What is needed |
Only the lines with the string "profile" are needed; return each of them from the entries below.

[Items from an interface collection]
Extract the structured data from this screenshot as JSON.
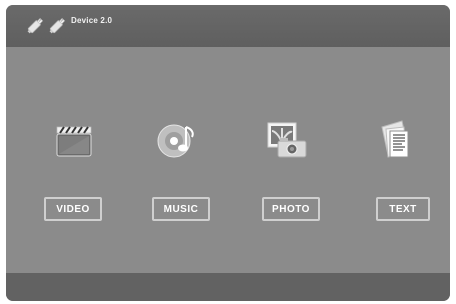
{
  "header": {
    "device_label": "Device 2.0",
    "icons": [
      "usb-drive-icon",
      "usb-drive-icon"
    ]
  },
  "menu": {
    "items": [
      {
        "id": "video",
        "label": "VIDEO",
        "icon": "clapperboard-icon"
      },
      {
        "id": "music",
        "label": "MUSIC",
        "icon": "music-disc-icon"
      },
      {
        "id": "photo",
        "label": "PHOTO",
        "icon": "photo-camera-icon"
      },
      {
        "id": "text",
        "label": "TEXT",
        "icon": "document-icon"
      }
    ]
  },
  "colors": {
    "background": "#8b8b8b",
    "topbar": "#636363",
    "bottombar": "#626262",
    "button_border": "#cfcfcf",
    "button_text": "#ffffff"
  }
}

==

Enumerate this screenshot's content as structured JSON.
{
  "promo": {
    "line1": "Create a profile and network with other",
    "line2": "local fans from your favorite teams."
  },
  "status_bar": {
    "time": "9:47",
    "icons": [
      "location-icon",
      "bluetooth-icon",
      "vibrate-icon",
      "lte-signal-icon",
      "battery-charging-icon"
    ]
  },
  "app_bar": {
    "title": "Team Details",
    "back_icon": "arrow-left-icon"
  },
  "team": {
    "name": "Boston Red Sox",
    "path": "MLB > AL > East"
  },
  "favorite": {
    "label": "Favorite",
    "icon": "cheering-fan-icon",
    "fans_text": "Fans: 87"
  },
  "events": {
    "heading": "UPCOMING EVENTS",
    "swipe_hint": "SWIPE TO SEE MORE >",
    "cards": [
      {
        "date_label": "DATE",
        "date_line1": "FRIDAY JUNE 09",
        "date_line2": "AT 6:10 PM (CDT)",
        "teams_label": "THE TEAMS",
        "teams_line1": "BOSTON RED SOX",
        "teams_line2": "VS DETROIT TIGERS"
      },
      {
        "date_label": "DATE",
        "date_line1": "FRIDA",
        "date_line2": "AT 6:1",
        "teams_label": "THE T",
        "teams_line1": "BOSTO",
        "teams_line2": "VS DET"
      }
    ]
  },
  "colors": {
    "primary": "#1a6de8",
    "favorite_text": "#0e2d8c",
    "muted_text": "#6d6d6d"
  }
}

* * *

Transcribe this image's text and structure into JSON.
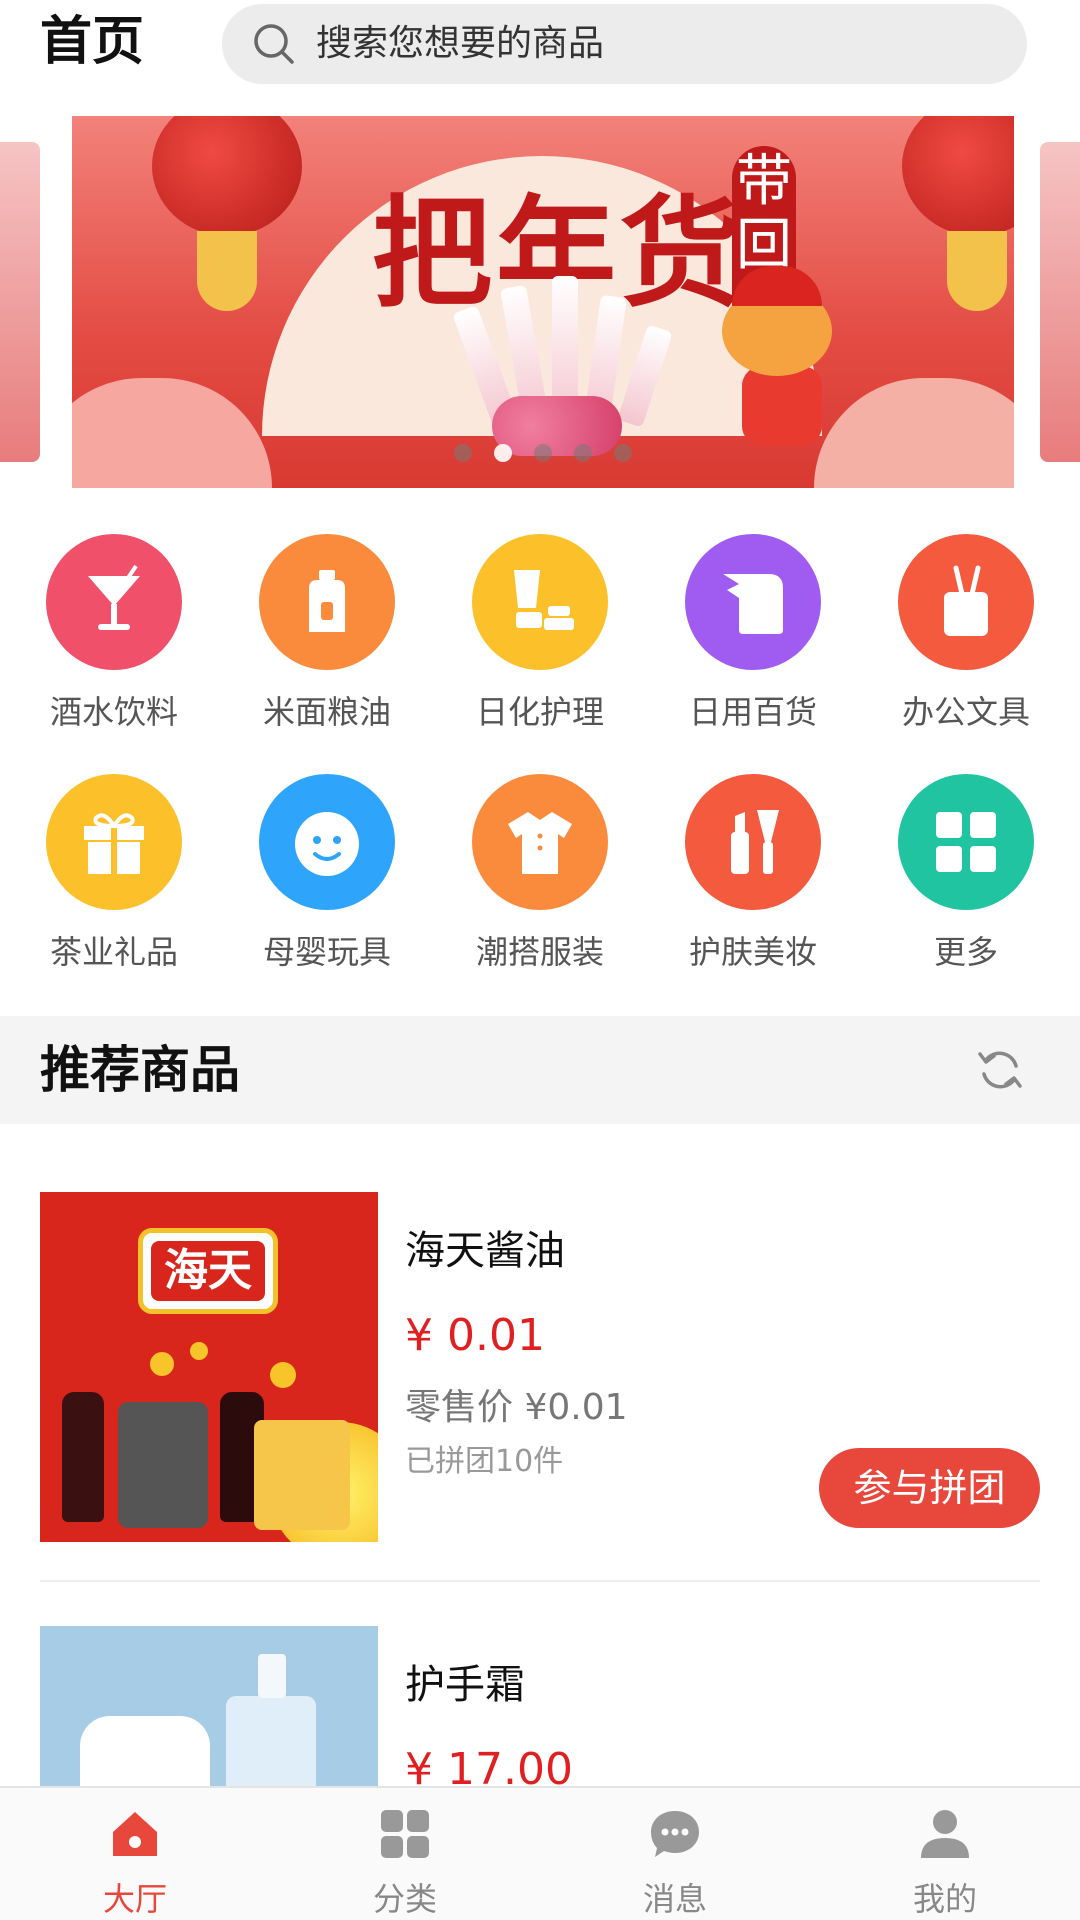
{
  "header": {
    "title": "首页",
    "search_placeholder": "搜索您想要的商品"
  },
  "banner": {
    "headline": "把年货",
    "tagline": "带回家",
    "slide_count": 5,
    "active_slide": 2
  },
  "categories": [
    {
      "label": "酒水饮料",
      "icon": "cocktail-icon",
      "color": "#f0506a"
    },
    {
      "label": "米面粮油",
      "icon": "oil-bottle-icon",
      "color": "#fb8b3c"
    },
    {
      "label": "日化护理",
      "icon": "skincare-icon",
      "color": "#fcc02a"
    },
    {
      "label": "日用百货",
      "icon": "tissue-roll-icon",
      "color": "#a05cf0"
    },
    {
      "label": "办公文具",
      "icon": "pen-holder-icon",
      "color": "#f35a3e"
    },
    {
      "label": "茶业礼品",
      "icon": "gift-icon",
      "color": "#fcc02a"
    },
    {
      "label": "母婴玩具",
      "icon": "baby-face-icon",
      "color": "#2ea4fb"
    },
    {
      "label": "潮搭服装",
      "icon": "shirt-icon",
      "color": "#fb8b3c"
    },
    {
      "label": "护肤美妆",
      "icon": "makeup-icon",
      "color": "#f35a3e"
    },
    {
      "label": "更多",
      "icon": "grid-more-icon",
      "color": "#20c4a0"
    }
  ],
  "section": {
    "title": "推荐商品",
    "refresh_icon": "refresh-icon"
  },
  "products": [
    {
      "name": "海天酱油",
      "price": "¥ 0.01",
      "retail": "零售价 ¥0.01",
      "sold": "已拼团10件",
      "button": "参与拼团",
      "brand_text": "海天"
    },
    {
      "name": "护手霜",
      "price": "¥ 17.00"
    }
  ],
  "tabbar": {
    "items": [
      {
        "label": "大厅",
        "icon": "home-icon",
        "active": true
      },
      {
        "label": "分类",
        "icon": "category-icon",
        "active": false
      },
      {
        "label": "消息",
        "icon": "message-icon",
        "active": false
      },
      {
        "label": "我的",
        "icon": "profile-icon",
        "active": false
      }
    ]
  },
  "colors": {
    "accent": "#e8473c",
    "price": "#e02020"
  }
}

Your response |
    "line1": "Create a profile and network with other",
        "icon": "profile-icon",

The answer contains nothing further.